Kendra said...

I looked at the list, but refuse to count. Most of the ones I did read were for school. And do Cliff Notes count? How about the movie version? Can't wait for the romance list!

Vivi Andrews said...

Oooh, interesting about the Best-Loved Books - thank you, Jess. It makes me wonder how many people put forward books they actually liked versus books they thought they ought to like in order to appear intellectual.

Anna Richland said...

Okay, so you gave Rebecca the intend to read stars. As I posted early in my blogging career here, yes, this book grabbed popular imagination because the first line is so remarkable - but I much prefer Frenchman's Creek (a pirate hero who treats her much more as an equal rather than Max DeWinter, a condescending, aloof, older aristo). Although that shouldn't stop you reading both!

Anna Richland said...

A second comment, on the list: I am at 29, but I too fail to understand why Jane Austen's and Dickens' books are all listed separately but HP is one item, LOTR is one item, Shakespeare and Chronicles of Narnia are each one item (despite duly noted redundancies). Seems to skew the numbers in favor of a few types of readers.

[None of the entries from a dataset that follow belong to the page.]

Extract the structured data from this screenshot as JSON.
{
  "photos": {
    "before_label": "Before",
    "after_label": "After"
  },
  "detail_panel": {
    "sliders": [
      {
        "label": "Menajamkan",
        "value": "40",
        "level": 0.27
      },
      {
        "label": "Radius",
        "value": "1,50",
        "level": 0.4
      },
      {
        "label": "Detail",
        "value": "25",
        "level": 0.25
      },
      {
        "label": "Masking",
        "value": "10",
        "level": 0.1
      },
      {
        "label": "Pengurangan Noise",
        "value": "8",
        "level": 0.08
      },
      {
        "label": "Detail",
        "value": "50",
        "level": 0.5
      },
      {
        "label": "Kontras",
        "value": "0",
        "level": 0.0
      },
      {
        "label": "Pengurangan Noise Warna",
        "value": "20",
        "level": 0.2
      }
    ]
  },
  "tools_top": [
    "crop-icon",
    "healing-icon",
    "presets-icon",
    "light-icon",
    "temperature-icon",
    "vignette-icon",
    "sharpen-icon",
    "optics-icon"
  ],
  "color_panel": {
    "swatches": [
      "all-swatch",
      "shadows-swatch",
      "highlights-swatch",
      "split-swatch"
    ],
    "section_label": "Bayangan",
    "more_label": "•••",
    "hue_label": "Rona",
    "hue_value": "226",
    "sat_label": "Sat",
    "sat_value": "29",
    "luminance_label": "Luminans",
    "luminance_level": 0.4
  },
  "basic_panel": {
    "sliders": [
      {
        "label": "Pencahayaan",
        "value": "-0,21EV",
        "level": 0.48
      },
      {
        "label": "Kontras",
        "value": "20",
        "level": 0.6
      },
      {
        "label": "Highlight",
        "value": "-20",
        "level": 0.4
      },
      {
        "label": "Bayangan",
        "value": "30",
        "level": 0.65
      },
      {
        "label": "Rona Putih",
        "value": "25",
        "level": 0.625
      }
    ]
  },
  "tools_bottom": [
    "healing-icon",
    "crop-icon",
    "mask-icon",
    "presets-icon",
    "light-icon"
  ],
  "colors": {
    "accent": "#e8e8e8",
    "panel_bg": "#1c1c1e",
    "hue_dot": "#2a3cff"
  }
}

Dune but not Foundation? I could go on about specifics but deleted my rants in interest of getting some sleep.

And Vivi - Lolita and Handmaid's Tale are both great - reading them back to back would be very creepy. And very interesting. And fit with your intent to read Rebecca. Although I don't think those three books will present men in a very good light. Not. At. All. Not, in fact, a hero in the bunch.

Lilah said...

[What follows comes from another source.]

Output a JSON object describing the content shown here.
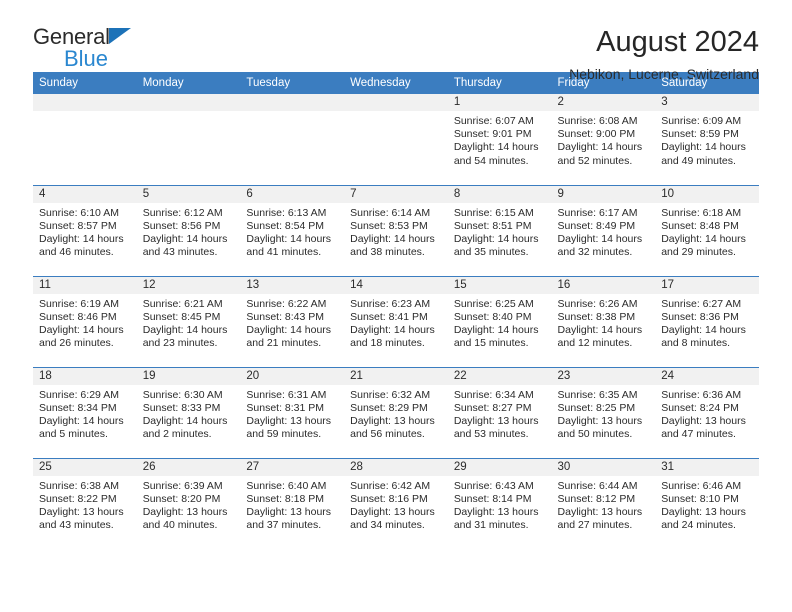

Well, I can't remember whether I read Persuasion or not in my Austen phase, so my number is either 46 or 47.

I am rather impressed that you've read the entire Bible even though you're not religious...that's quite an undertaking.

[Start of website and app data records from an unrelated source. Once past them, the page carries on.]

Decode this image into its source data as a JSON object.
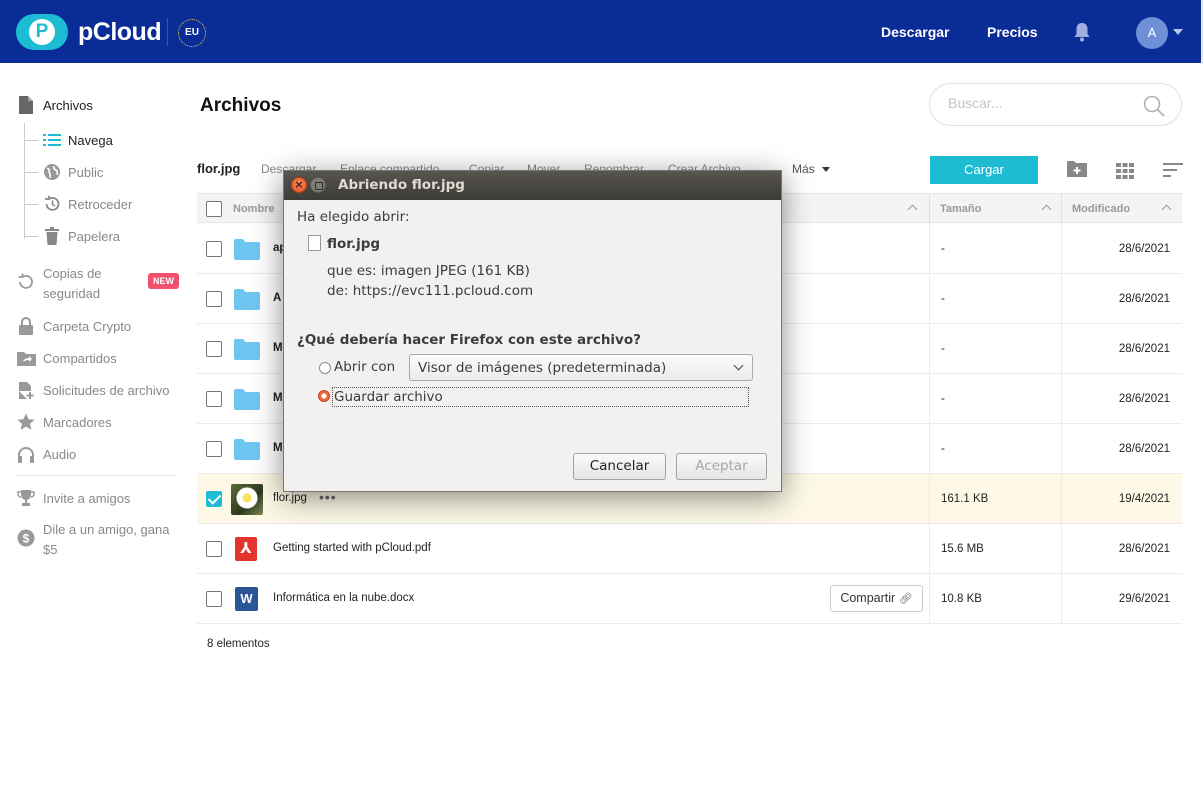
{
  "header": {
    "logo_text": "pCloud",
    "region_badge": "EU",
    "nav": [
      "Descargar",
      "Precios"
    ],
    "avatar_initial": "A"
  },
  "sidebar": {
    "files": "Archivos",
    "browse": "Navega",
    "public": "Public",
    "rewind": "Retroceder",
    "trash": "Papelera",
    "backups": "Copias de seguridad",
    "new_badge": "NEW",
    "crypto": "Carpeta Crypto",
    "shared": "Compartidos",
    "file_requests": "Solicitudes de archivo",
    "bookmarks": "Marcadores",
    "audio": "Audio",
    "invite": "Invite a amigos",
    "refer": "Dile a un amigo, gana $5"
  },
  "main": {
    "title": "Archivos",
    "search_placeholder": "Buscar...",
    "toolbar": {
      "selected_file": "flor.jpg",
      "actions": [
        "Descargar",
        "Enlace compartido",
        "Copiar",
        "Mover",
        "Renombrar",
        "Crear Archivo"
      ],
      "more": "Más",
      "upload": "Cargar"
    },
    "columns": {
      "name": "Nombre",
      "size": "Tamaño",
      "modified": "Modificado"
    },
    "rows": [
      {
        "name": "ap",
        "size": "-",
        "date": "28/6/2021",
        "type": "folder"
      },
      {
        "name": "A",
        "size": "-",
        "date": "28/6/2021",
        "type": "folder"
      },
      {
        "name": "M",
        "size": "-",
        "date": "28/6/2021",
        "type": "folder"
      },
      {
        "name": "M",
        "size": "-",
        "date": "28/6/2021",
        "type": "folder"
      },
      {
        "name": "M",
        "size": "-",
        "date": "28/6/2021",
        "type": "folder"
      },
      {
        "name": "flor.jpg",
        "size": "161.1 KB",
        "date": "19/4/2021",
        "type": "image",
        "checked": true
      },
      {
        "name": "Getting started with pCloud.pdf",
        "size": "15.6 MB",
        "date": "28/6/2021",
        "type": "pdf"
      },
      {
        "name": "Informática en la nube.docx",
        "size": "10.8 KB",
        "date": "29/6/2021",
        "type": "docx"
      }
    ],
    "share_button": "Compartir",
    "item_count": "8 elementos"
  },
  "dialog": {
    "title": "Abriendo flor.jpg",
    "intro": "Ha elegido abrir:",
    "filename": "flor.jpg",
    "type_line": "que es: imagen JPEG (161 KB)",
    "from_line": "de: https://evc111.pcloud.com",
    "question": "¿Qué debería hacer Firefox con este archivo?",
    "open_with_label": "Abrir con",
    "open_with_value": "Visor de imágenes (predeterminada)",
    "save_label": "Guardar archivo",
    "cancel": "Cancelar",
    "accept": "Aceptar"
  },
  "colors": {
    "header_bg": "#0a2c96",
    "accent": "#1dbcd3",
    "new_badge": "#f0506e",
    "selected_row": "#fdf9e6"
  }
}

I disagree with Anna on Rebecca (I loved it), but I do agree with her on including Dune but not Foundation. The Foundation series was one of those that just opened up my brain to a whole new experience. In fact, I recently started reading the series again.

I'm a sucker for dystopian literature too! They put A Brave New World on the list, but I prefer Ira Levin's This Perfect Day.

Oh, and why isn't Ayn Rand on the list? My boyfriend (now husband) had me read Atlas Shrugged and other than the cheesy romance part I loved it.

If you finish Angels & Demons, consider yourself having read The Da Vinci Code, because they are the same book. What a waste of time; I hate fads.

I would recommend A Prayer for Owen Meaney, even though I didn't quite like the ending for the narrator. I was also reading Jonathan Safron Foer at the same time - he is an EXCELLENT author I would recommend to everyone.

Your remark on One Hundred Years of Solitude made me laugh. Then I saw The Little Prince on the list, and I've read it both in English and the original French, and I thought to myself, Does that make me a mogul too? It's a pretty short book after all.

Kate Diamond said...

No! I am only at 40! And this after a week at a teacher training... so I'm feeling doubly lame on the teacher AND the writer front.

Although I'm annoyed. I've read TONS of Shakespeare, but not the Complete Works. And I've read all of the New Testament, but not the entire Old Testament. Like my students, I want half credit.

(Also annoyed, for most of the authors on here I've read some of their work but not necessarily what's posted. Really? I should get credit for "Hard Times"... it's very Dickensian!)

I also feel that I should perhaps get double credit because, not only have I read Heart of Darkness multiple times, I teach it every year to SOPHOMORES. That's right. 15 year olds and Kurtz.... the horror! the horror!

Vivi Andrews said...

Thanks for the rec of This Perfect Day, Lilah. With all the suggestions I'm getting and the ones I already needed to read, my TBR pile is getting precariously high. :)